• What needs to be done: It is required that all of the data be written out exactly.
*** Begin section ***
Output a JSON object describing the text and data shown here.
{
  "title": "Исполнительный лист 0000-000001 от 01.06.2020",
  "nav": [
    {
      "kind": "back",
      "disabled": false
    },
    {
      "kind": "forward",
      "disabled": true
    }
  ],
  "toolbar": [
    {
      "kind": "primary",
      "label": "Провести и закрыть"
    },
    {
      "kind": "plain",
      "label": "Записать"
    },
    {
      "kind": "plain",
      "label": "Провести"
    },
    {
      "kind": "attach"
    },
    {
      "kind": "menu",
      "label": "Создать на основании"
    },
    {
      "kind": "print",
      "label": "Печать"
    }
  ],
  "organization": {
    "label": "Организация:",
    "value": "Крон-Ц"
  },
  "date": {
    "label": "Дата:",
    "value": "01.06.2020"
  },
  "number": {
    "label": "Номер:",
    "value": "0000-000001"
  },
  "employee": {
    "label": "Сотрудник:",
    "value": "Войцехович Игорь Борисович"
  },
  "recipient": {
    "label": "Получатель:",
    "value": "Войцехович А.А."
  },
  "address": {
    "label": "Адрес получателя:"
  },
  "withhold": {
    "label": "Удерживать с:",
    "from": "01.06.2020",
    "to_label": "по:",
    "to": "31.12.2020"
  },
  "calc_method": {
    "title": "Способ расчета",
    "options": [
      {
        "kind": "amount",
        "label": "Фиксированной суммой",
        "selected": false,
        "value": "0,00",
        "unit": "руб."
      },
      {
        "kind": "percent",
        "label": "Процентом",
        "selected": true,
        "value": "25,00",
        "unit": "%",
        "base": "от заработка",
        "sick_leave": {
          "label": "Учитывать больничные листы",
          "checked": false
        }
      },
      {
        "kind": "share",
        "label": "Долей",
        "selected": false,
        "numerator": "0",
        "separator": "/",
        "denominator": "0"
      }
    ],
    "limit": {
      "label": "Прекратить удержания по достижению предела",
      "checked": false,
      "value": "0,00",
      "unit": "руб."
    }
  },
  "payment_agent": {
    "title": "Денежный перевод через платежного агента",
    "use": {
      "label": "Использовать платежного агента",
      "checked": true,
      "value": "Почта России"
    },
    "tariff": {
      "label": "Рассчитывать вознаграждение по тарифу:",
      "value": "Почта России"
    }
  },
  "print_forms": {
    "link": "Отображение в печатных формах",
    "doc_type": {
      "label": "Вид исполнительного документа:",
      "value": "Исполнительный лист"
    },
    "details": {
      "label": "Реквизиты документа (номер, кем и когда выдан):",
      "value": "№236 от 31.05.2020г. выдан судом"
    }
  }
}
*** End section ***
• Reply:
Output a JSON object describing the text and data shown here.
{
  "title": "Исполнительный лист 0000-000001 от 01.06.2020",
  "nav": [
    {
      "kind": "back",
      "disabled": false
    },
    {
      "kind": "forward",
      "disabled": true
    }
  ],
  "toolbar": [
    {
      "kind": "primary",
      "label": "Провести и закрыть"
    },
    {
      "kind": "plain",
      "label": "Записать"
    },
    {
      "kind": "plain",
      "label": "Провести"
    },
    {
      "kind": "attach"
    },
    {
      "kind": "menu",
      "label": "Создать на основании"
    },
    {
      "kind": "print",
      "label": "Печать"
    }
  ],
  "organization": {
    "label": "Организация:",
    "value": "Крон-Ц"
  },
  "date": {
    "label": "Дата:",
    "value": "01.06.2020"
  },
  "number": {
    "label": "Номер:",
    "value": "0000-000001"
  },
  "employee": {
    "label": "Сотрудник:",
    "value": "Войцехович Игорь Борисович"
  },
  "recipient": {
    "label": "Получатель:",
    "value": "Войцехович А.А."
  },
  "address": {
    "label": "Адрес получателя:"
  },
  "withhold": {
    "label": "Удерживать с:",
    "from": "01.06.2020",
    "to_label": "по:",
    "to": "31.12.2020"
  },
  "calc_method": {
    "title": "Способ расчета",
    "options": [
      {
        "kind": "amount",
        "label": "Фиксированной суммой",
        "selected": false,
        "value": "0,00",
        "unit": "руб."
      },
      {
        "kind": "percent",
        "label": "Процентом",
        "selected": true,
        "value": "25,00",
        "unit": "%",
        "base": "от заработка",
        "sick_leave": {
          "label": "Учитывать больничные листы",
          "checked": false
        }
      },
      {
        "kind": "share",
        "label": "Долей",
        "selected": false,
        "numerator": "0",
        "separator": "/",
        "denominator": "0"
      }
    ],
    "limit": {
      "label": "Прекратить удержания по достижению предела",
      "checked": false,
      "value": "0,00",
      "unit": "руб."
    }
  },
  "payment_agent": {
    "title": "Денежный перевод через платежного агента",
    "use": {
      "label": "Использовать платежного агента",
      "checked": true,
      "value": "Почта России"
    },
    "tariff": {
      "label": "Рассчитывать вознаграждение по тарифу:",
      "value": "Почта России"
    }
  },
  "print_forms": {
    "link": "Отображение в печатных формах",
    "doc_type": {
      "label": "Вид исполнительного документа:",
      "value": "Исполнительный лист"
    },
    "details": {
      "label": "Реквизиты документа (номер, кем и когда выдан):",
      "value": "№236 от 31.05.2020г. выдан судом"
    }
  }
}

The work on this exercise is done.